betray me

or is that a whole troupe
of dancing gingerbread men?

It's the Ginger Snapper group.

They are the best gingerbread
dancing fellas in the whole world.

Let's check them out.

You betcha.
They're enormous fun.

Merry Christmas,
Ginger Snappers, ho,

and a Happy New Year to you.
Ho, ho, ho.

[peppy music playing]

What do I see yonder
in the snowy woods?

[Barnaby]
That's Theodore the Teddy Bear.

He's having a holiday blast.
Look at him go.

Merry Christmas, Theodore, and
a Happy New Year. Ho, ho, ho.

[upbeat music playing]

♪ He's got the whole world
in His hands ♪

♪ He's got the whole wide world
in His hands ♪

♪ He's got the whole world
in His hands ♪

♪ He's got the whole world
in His hands ♪

♪ He's got my brothers and
my sisters in His hands ♪
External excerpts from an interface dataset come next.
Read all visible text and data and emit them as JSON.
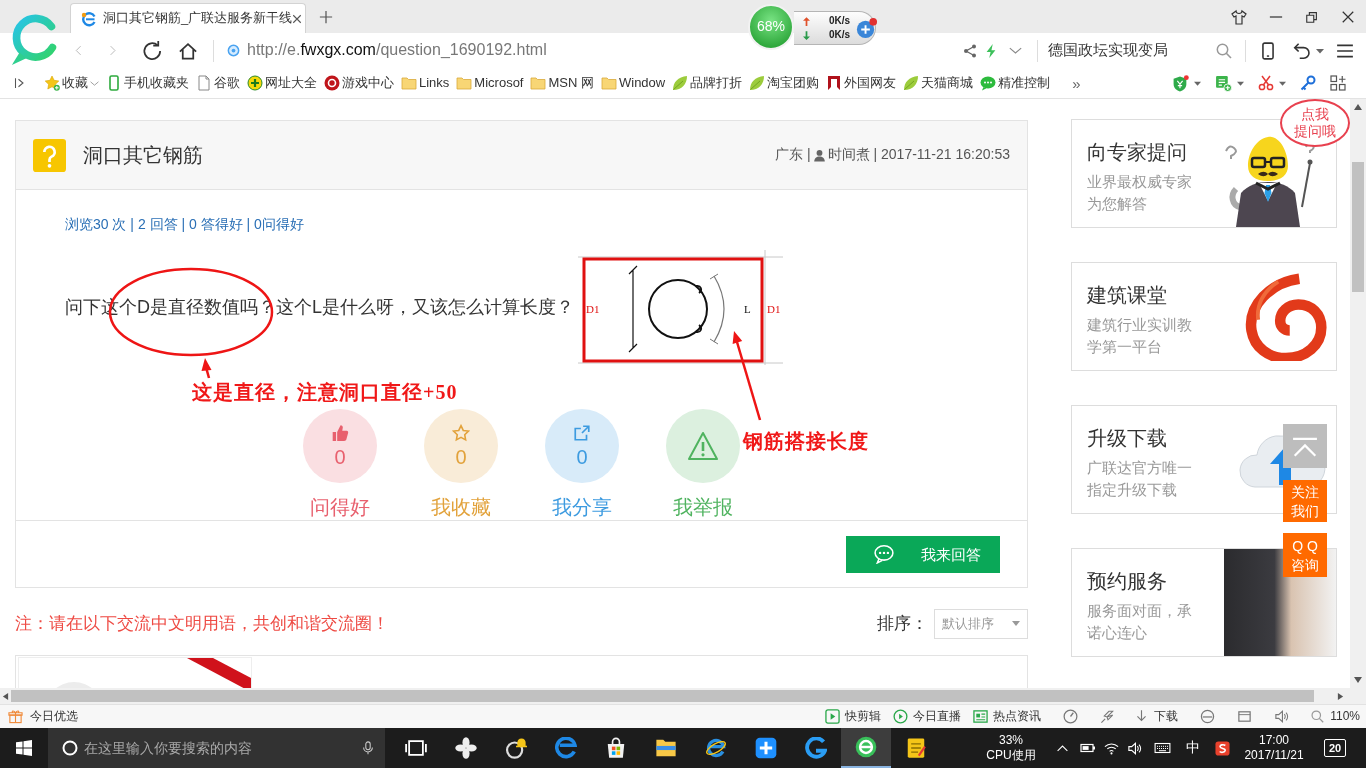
{
  "browser": {
    "tabs": [
      {
        "title": "洞口其它钢筋_广联达服务新干线",
        "selected": true
      }
    ],
    "network": {
      "percent": "68%",
      "upload": "0K/s",
      "download": "0K/s"
    },
    "address": {
      "scheme": "http://e.",
      "domain": "fwxgx.com",
      "path": "/question_1690192.html"
    },
    "search": {
      "value": "德国政坛实现变局"
    }
  },
  "bookmarks": {
    "items": [
      {
        "label": "收藏",
        "kind": "favorites"
      },
      {
        "label": "手机收藏夹",
        "kind": "phone"
      },
      {
        "label": "谷歌",
        "kind": "page"
      },
      {
        "label": "网址大全",
        "kind": "navigation"
      },
      {
        "label": "游戏中心",
        "kind": "game"
      },
      {
        "label": "Links",
        "kind": "folder"
      },
      {
        "label": "Microsof",
        "kind": "folder"
      },
      {
        "label": "MSN 网",
        "kind": "folder"
      },
      {
        "label": "Window",
        "kind": "folder"
      },
      {
        "label": "品牌打折",
        "kind": "leaf"
      },
      {
        "label": "淘宝团购",
        "kind": "leaf"
      },
      {
        "label": "外国网友",
        "kind": "flag"
      },
      {
        "label": "天猫商城",
        "kind": "leaf"
      },
      {
        "label": "精准控制",
        "kind": "chat"
      }
    ],
    "more": "»"
  },
  "question": {
    "title": "洞口其它钢筋",
    "region": "广东 |",
    "author_time": "时间煮 | 2017-11-21 16:20:53",
    "stats": "浏览30 次 | 2 回答 | 0 答得好 | 0问得好",
    "text": "问下这个D是直径数值吗？这个L是什么呀，又该怎么计算长度？",
    "figure_labels": [
      "D1",
      "L",
      "D1"
    ]
  },
  "actions": [
    {
      "kind": "good",
      "count": "0",
      "label": "问得好",
      "color": "#e8606e"
    },
    {
      "kind": "favorite",
      "count": "0",
      "label": "我收藏",
      "color": "#e2a23b"
    },
    {
      "kind": "share",
      "count": "0",
      "label": "我分享",
      "color": "#3d9be0"
    },
    {
      "kind": "report",
      "label": "我举报",
      "color": "#4fb35f"
    }
  ],
  "answer_button": "我来回答",
  "notice": "注：请在以下交流中文明用语，共创和谐交流圈！",
  "sort": {
    "label": "排序：",
    "value": "默认排序"
  },
  "annotations": [
    {
      "kind": "diameter",
      "text": "这是直径，注意洞口直径+50"
    },
    {
      "kind": "lap",
      "text": "钢筋搭接长度"
    }
  ],
  "sidebar": {
    "cards": [
      {
        "kind": "expert",
        "title": "向专家提问",
        "subtitle": "业界最权威专家为您解答"
      },
      {
        "kind": "course",
        "title": "建筑课堂",
        "subtitle": "建筑行业实训教学第一平台"
      },
      {
        "kind": "download",
        "title": "升级下载",
        "subtitle": "广联达官方唯一指定升级下载"
      },
      {
        "kind": "service",
        "title": "预约服务",
        "subtitle": "服务面对面，承诺心连心"
      }
    ],
    "bubble": [
      "点我",
      "提问哦"
    ]
  },
  "float_buttons": [
    {
      "kind": "top"
    },
    {
      "kind": "follow",
      "lines": [
        "关注",
        "我们"
      ]
    },
    {
      "kind": "qq",
      "lines": [
        "Q Q",
        "咨询"
      ]
    }
  ],
  "status_bar": {
    "left": "今日优选",
    "items": [
      {
        "kind": "clip",
        "label": "快剪辑"
      },
      {
        "kind": "live",
        "label": "今日直播"
      },
      {
        "kind": "news",
        "label": "热点资讯"
      }
    ],
    "download": "下载",
    "zoom": "110%"
  },
  "taskbar": {
    "search_placeholder": "在这里输入你要搜索的内容",
    "apps": [
      {
        "kind": "taskview",
        "active": false
      },
      {
        "kind": "pinwheel",
        "active": false
      },
      {
        "kind": "ring",
        "active": false
      },
      {
        "kind": "edge",
        "active": false
      },
      {
        "kind": "store",
        "active": false
      },
      {
        "kind": "folder",
        "active": false
      },
      {
        "kind": "ie",
        "active": false
      },
      {
        "kind": "plus",
        "active": false
      },
      {
        "kind": "swirl",
        "active": false
      },
      {
        "kind": "browser",
        "active": true
      },
      {
        "kind": "notepad",
        "active": false
      }
    ],
    "cpu": "33%",
    "cpu_label": "CPU使用",
    "ime": "中",
    "time": "17:00",
    "date": "2017/11/21",
    "notifications": "20"
  }
}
♪ He's got my brothers and
my sisters in His hands ♪

♪ He's got my brothers and
my sisters in His hands ♪

♪ He's got the whole world
in His hands ♪

♪ He's got the sun and
the moon in His hands ♪

♪ He's got the sun and
the moon in His hands ♪

♪ He's got the sun and
the moon in His hands ♪

♪ He's got the whole world
in His hands ♪

♪ He's got the wind and
the rain in His hands ♪

♪ He's got the wind and
the rain in His hands ♪

♪ He's got the wind and
the rain in His hands ♪

♪ He's got the whole world
in His hands ♪

♪ He's got the rivers and
the oceans in His hands ♪

♪ He's got the rivers and
the oceans in His hands ♪

♪ He's got
the rivers and the oceans ♪

♪ In His hands ♪

♪ He's got the whole world
in His hands ♪

♪ He's got the whole world
in His hands ♪

♪ He's got the whole wide world
in His hands ♪

♪ He's got the whole world
in His hands ♪

♪ He's got the whole world
in His hands ♪

♪ He's got
the whole world in His hands ♪

♪ He's got the whole world
in His hands ♪

♪ He's got
the whole world in His hands ♪

♪ He's got the whole world
in His hands ♪

[music ends]

Say, Barnaby,

all this partying just makes
me wanna let my beard down

and kick up a dance-storm
with these snow boots.

What are you waiting for, Santa,

this is after all your holiday.

You should be partying
with the best.

North Pole, here I come. Ho ho.

I'll show you what Christmas
dancing is all about. Let's go.

[instrumental
Christmas music playing]

[music intensifies]

Ho, ho, ho, ho, ho.

This has been the best Christmas ever.
Ho, ho, ho, ho, ho.

A bash to remember.

Merry Christmas, ho, ho.

And a Happy New Year.
Ho, ho, ho.

["Carol of the Bells"
instrumental music playing]

Subtitles by explosiveskull

[instrumental
Christmas music playing]